Rosenblum noted that supermarket BTS aisles offer customers the convenience of a one-stop shop, but that retailers need to focus on variety and price, which may be difficult.
“Although convenience may be there, variety and price are not,” Rosenblum said.
“One thing retailers are doing is targeting the key items like Crayolas, highlighters and Elmer's Glue, but with bonus packs, shippers and display modules.”
Kirk Cornell, senior director of Strategic Insights at the Hartman Group, Bellevue, Wash., agreed that supermarkets are not top-of-mind with customers looking for back-to-school items.
“The supermarket may be an emergency stop or as an afterthought, not a place of first consideration,” he said.
Many retailers make it a point to carry at least the basic BTS items, especially during a recession when shoppers may be cutting back.

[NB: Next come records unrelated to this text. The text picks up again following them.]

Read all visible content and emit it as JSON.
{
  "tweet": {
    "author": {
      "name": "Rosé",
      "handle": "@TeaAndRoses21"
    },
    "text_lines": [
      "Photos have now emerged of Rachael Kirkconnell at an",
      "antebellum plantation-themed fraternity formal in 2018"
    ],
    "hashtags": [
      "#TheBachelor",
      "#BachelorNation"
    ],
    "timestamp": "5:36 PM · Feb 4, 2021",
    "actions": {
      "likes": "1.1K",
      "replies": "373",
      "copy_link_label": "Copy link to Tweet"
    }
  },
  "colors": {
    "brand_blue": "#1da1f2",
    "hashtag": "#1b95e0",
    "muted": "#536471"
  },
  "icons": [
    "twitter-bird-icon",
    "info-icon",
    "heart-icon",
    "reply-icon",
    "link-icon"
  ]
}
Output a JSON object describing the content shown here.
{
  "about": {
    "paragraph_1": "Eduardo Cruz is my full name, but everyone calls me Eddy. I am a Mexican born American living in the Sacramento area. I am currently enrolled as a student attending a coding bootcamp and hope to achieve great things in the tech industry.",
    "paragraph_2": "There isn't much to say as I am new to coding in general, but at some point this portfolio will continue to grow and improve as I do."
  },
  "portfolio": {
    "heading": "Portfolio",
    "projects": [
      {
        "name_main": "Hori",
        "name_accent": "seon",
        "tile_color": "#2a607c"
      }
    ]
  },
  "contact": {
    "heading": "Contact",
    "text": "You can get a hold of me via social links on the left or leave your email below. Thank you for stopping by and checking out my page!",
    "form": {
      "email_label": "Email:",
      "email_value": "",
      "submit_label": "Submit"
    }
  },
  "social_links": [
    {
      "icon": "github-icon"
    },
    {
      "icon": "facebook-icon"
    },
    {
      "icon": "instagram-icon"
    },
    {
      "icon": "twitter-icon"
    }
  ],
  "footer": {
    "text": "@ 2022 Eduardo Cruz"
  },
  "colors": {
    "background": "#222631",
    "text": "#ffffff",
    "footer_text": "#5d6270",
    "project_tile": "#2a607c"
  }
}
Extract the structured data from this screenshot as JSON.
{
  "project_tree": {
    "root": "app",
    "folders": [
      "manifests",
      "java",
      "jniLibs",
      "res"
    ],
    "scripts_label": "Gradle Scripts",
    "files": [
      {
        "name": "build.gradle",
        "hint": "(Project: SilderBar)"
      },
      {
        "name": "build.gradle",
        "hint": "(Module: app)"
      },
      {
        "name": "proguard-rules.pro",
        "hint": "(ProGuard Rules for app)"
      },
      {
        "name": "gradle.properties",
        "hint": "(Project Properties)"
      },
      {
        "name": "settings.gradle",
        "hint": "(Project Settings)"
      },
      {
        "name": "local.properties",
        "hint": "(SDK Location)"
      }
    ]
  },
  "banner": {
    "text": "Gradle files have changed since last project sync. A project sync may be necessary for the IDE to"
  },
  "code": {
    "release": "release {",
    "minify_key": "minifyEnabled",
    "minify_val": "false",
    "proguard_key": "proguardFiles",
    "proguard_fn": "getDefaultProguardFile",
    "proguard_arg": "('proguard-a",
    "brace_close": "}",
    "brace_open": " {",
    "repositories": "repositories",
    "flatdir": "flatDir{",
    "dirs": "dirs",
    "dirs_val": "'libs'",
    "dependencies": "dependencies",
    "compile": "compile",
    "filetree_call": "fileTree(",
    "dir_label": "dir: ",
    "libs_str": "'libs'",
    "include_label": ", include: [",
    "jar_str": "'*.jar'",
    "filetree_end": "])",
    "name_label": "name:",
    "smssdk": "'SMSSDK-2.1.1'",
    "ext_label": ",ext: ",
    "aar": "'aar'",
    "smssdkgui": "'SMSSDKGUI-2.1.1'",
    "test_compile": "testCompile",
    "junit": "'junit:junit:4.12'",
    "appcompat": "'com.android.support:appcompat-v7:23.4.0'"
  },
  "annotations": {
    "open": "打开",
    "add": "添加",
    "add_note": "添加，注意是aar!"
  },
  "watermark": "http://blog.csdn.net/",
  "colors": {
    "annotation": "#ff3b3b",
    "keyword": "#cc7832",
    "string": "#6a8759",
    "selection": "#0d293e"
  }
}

AFS is planning to promote pens, pencils, Mead notebooks, Elmer's Glue, 3M scissors, 24-count Crayola crayons along with other commodity items, Sanders said.
“I think that consumers will buy mostly the necessities,” he added. Osornio of United agreed and said he believes supermarkets can be as competitive as mass merchants with BTS.
“Depending on items, supermarkets are as competitive as drug and mass. Most choose their key items and focus on those with price.”
McConnell of GMDC said there are opportunities for retailers to gain an edge on BTS sales over mass merchandisers and office supply stores. Retailers also need to plan accordingly and in a timely manner, he added.
“Consumers really look at the supermarket as a routine destination as opposed to, say, a primary destination like mass or office supply stores. So it's real important that if supermarkets are in the [BTS] business — the real high-priority times frames to me are that last week of August and that first week of September when schools are opening up and parents are getting lists — supermarkets react to the lists,” McConnell said.
School supply lists are too often overlooked, according to McConnell. To ensure the right product assortment is carried, retailers should empower their store or department managers to go out to schools to collect the school supply lists parents are often going shopping with, he suggested.
“We found through our research that retailers need to get pretty local,” McConnell said. “Store managers need to get aggressive and empower some of the departmental managers to go out and make sure they have the school lists. We've got examples of retailers where they do some really nice displays where they've got the lists for the various schools in the market area that they're serving.”
Rosenblum also pointed out the importance of the school lists.
“Most back-to-school shopping is done from a list provided by the schools, and supermarkets can only hope they have the right brand, color, size, because shoppers tend to buy exactly what the list says with very few trade-out brands, even for price or value,” Rosenblum said.
While retailers tend to focus solely on the school/home office aisle in special promotions, there are cross-functional opportunities that can help boost sales, McConnell pointed out.
“The real trigger is food, and they've got to have low everyday prices and a good selection of products,” McConnell stated. “Parents of pre-high school kids are going out and getting new lunch boxes, buying food products that are more convenience-oriented to pack for lunch, and so on.”
Cornell said that if supermarket retailers plan on promoting BTS nonfood items, a prominent space at the front of the store to make it an event will boost sales.
McConnell agreed. “It's really important that supermarket retailers double the attention they pay to their end-line school, home and office areas and make sure that items are in stock. They need to have a presence inside and around the store in some ancillary categories as well as some stand-alone seasonal efforts on back-to-school.”
Running ads is also key to communicate to consumers that the store offers BTS supplies.